My blog has moved!

You should be automatically redirected to the new home page in 60 seconds. If not, please visit
and be sure to update your bookmarks. Sorry about the inconvenience.

Sunday, August 23, 2009

As promised, some Sunday links.

* Jon Stewart had odious liar Betsy McCaughey on his show Thursday night, and you should watch it; video at Crooks & Liars. Kevin Drum says Stewart shouldn't have had her on at all; I think the video made McCaughey look terrible and in that sense was an important public service.

* Atlas Obscura: A Compendium of the World's Wonders, Curiosities, and Esoterica.

* Mandatory pre-Mad-Men reading: Pandagon's defense of Betty Draper.

* Have we reached Peak Crazy? Fox forces Glenn Beck to take a vacation.

* Responding to Krugman, Glenn Greenwald considers whether Obama has lost the trust of progressives. More on the latest polls showing progressives' loss of faith from Steve Benen, while Matt Yglesias ponders the meaning of GOP approval numbers that "appear to be stuck near some kind of theoretical minimum" and TPM reports Sarah Palin winning the all-important Birther primary.

* Margaret Atwood blogs her book tour.

* Cynical-C has the trailer for Michael Moore's next film, Capitalism: A Love Story.

* Lt. William Calley has apologized for the My Lai massacre, though the MetaFilter thread suggests there may be significantly less here than meets the eye.

"In October 2007, Calley agreed to be interviewed by the UK newspaper the Daily Mail to discuss the massacre, saying, "Meet me in the lobby of the nearest bank at opening time tomorrow, and give me a certified cheque for $25,000, then I'll talk to you for precisely one hour." When the journalist "showed up at the appointed hour, armed not with a cheque but a list of pertinent questions", Calley left."
* Also at MetaFilter: SIGG admits to misleading the public about its water bottles and BPA.

* Inglourious Basterds as alternate history.

* Game of the night: Max Damage.
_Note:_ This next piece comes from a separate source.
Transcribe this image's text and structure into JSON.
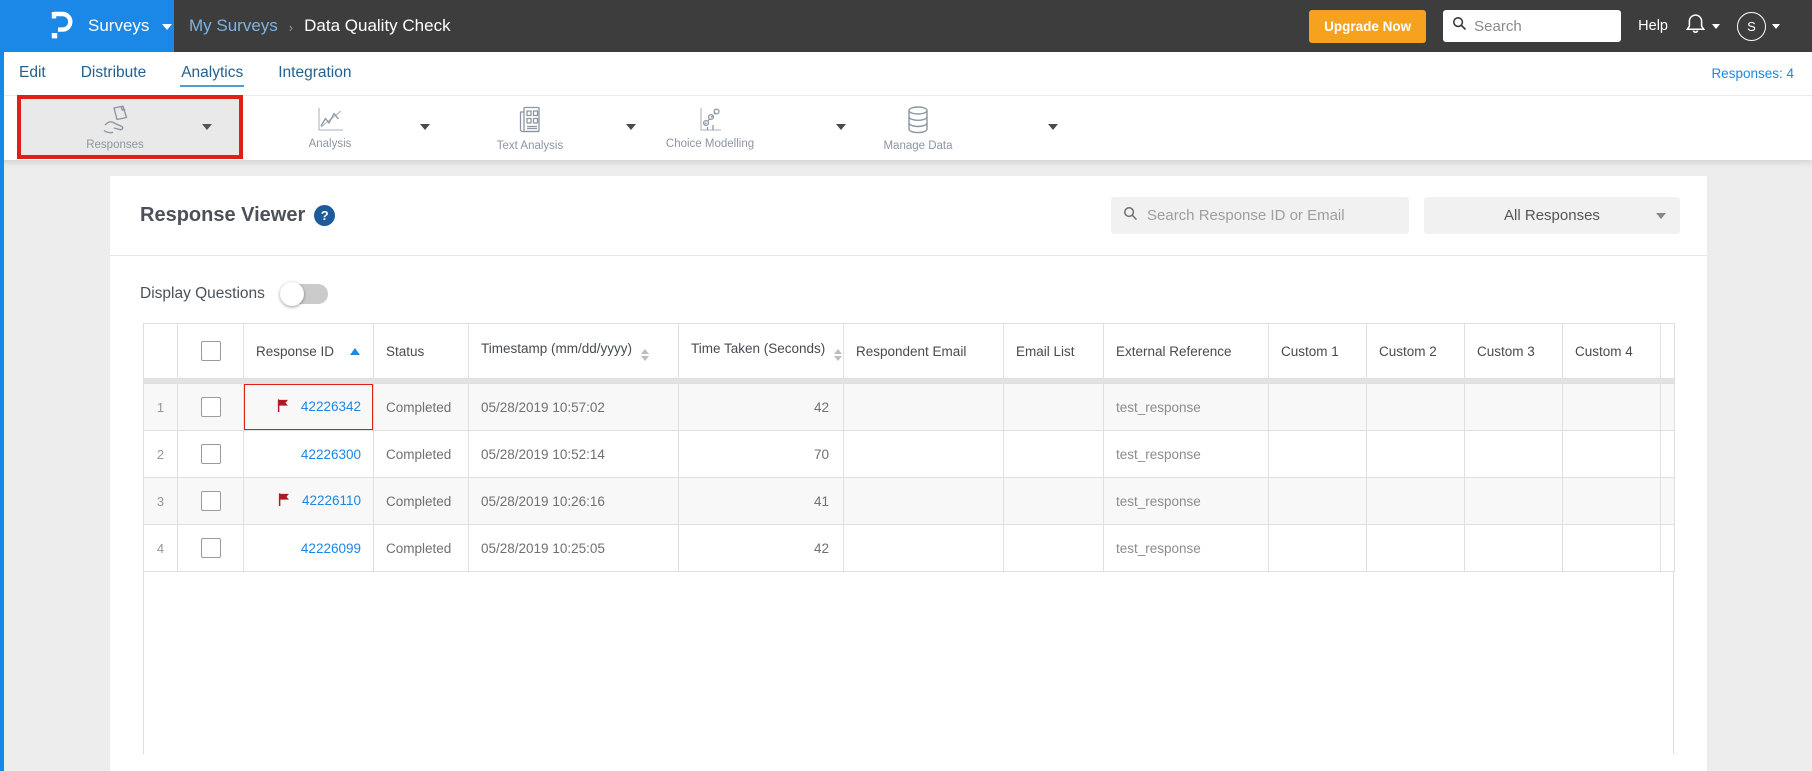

* And the Smart Set looks at The Martian Chronicles in the context of 1960s optimism and the New Frontier. My Writing 20 for the spring ("Writing the Future") begins there as well (though with Star Trek instead of Bradbury) before veering off into The Dispossessed and, later, Dollhouse.